The Passover was included in "the feasts of the Lord." Pentecost was another convocation. Likewise, the day of atonement and the feast of tabernacles were included in the holy convocations. A small amount of sincere consideration presents the fact that there was a difference in individual actions and the actions of these appointed meetings between God and man.

Gentle reader, let's apply the principles to our day. The very meaning of the word "church" presents the idea of a meeting between God and man — called out of the sinful state to become God's people. Now if the individual church member is the church and what he does is the church acting, as some among us teach, then worship programs of a public nature, houses of worship and the act of publicly 'assembling together to break bread on the first day of the week can be eliminated. Such would demand that these things could be done as an individual Christian without assembling together with others.

And, if what the individual church member does is the church acting, over just what does the New Testament give elders the oversight? All who are conversant with New Testament teaching know that the oversight of elders is confined to the group activity of the church and what effects that group as a "holy convocation." The elders have oversight of the activity of assemblies, and that which affects these meetings with the Lord. The elders lead as the New Testament guides, and in this way the acceptable group action, church action is the result.

When we say, "the church of Christ meets at a certain place," we speak correctly, because the church as a group cannot exist until such holy convocation takes place. We are individual church members at our jobs, and influence the world about us as such, but we do not do the work of the church as we engage in secular labors. Anything which is done "in the name of the church" certainly must be according to the organization of the church as a group in some locality and must be agreeable with the New Testament, the law of the church.

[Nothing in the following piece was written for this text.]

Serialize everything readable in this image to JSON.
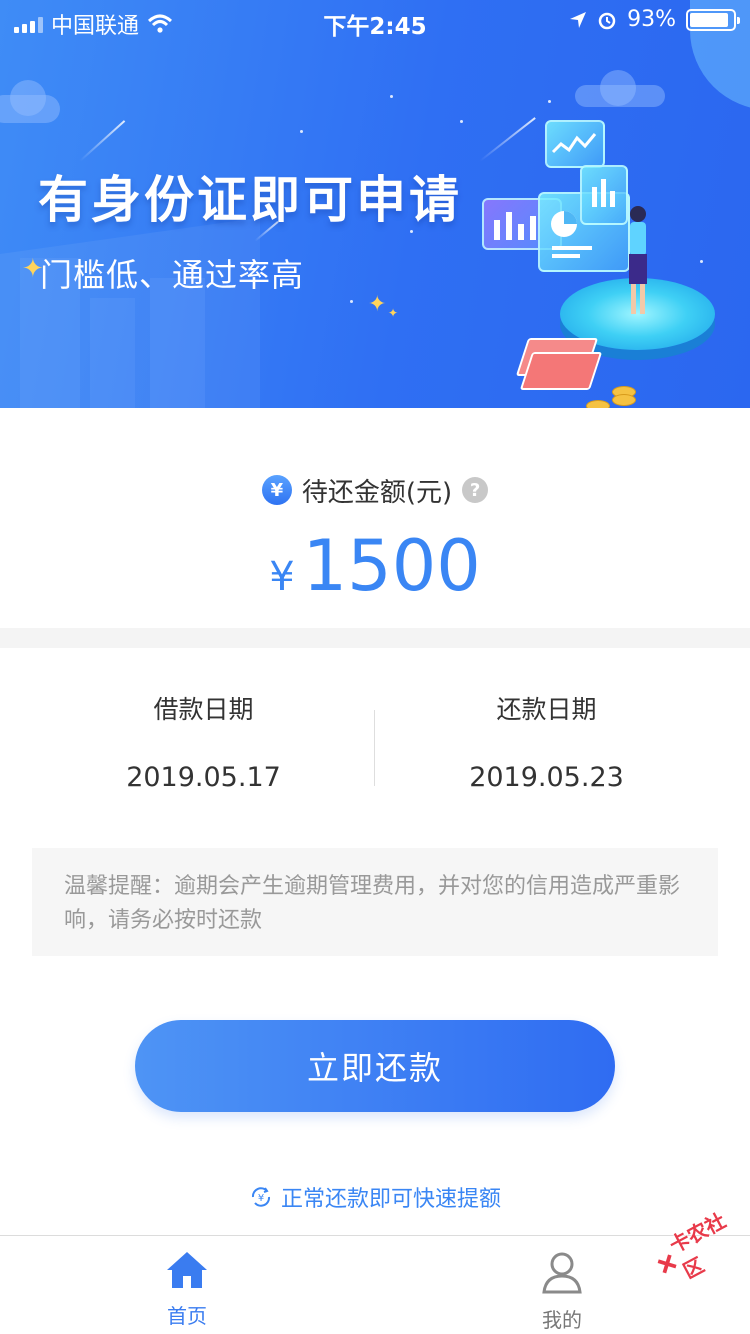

When you hear of the Ladies' Bible Class, Young People's Class, Ladies Aid, Circle Two, or other such organizations boasting of their works, you may know that they have departed from New Testament teaching. There is no way a person or group can correctly claim this authority of the church. Elders may send me on a mission, may give the ladies who meet for a certain Bible class a job to do, but when we enter this work on the ledger as being done in the name of a certain group or person within the church, we at that moment have eliminated the need of the church by an organization, or person, which is given equal authority with the church.

The willful and indifferent failure to "convoke," assemble on the Lord's day, and other appointed assemblies, is rebellion against the Lord's plan for church activity, "holy convocation." To claim the right to partake of the Lord's Supper in your home because of your indifference to assemble, or on the beach as you play, is to charge that the convoking, assembling to break bread on the first day of the week is of no value. To claim that you have the individual right to give as you are prospered separate from the group activity and plans of the church is to flatly deny the need of God's plan which includes the church and its activity.

Gentle reader, notice this! When we elect a congressman we understand that his work must be directed through Congress in order to be authoritative and to accomplish. We understand that "Congress," the noun, is the act of congressing, assembling and describes group activity; and that the individual activity of the congressman while Congress is not convened and which is not by authoritative dispatch of that group is not the activity of Congress. We reasonably "see" that there must be group activity and the delegation of authority according to the laws regulating that body before anything can be called an act of Congress! For the Lord's sake and for the peace of his church, let's act as sensibly as citizen's of the kingdom of God Almighty!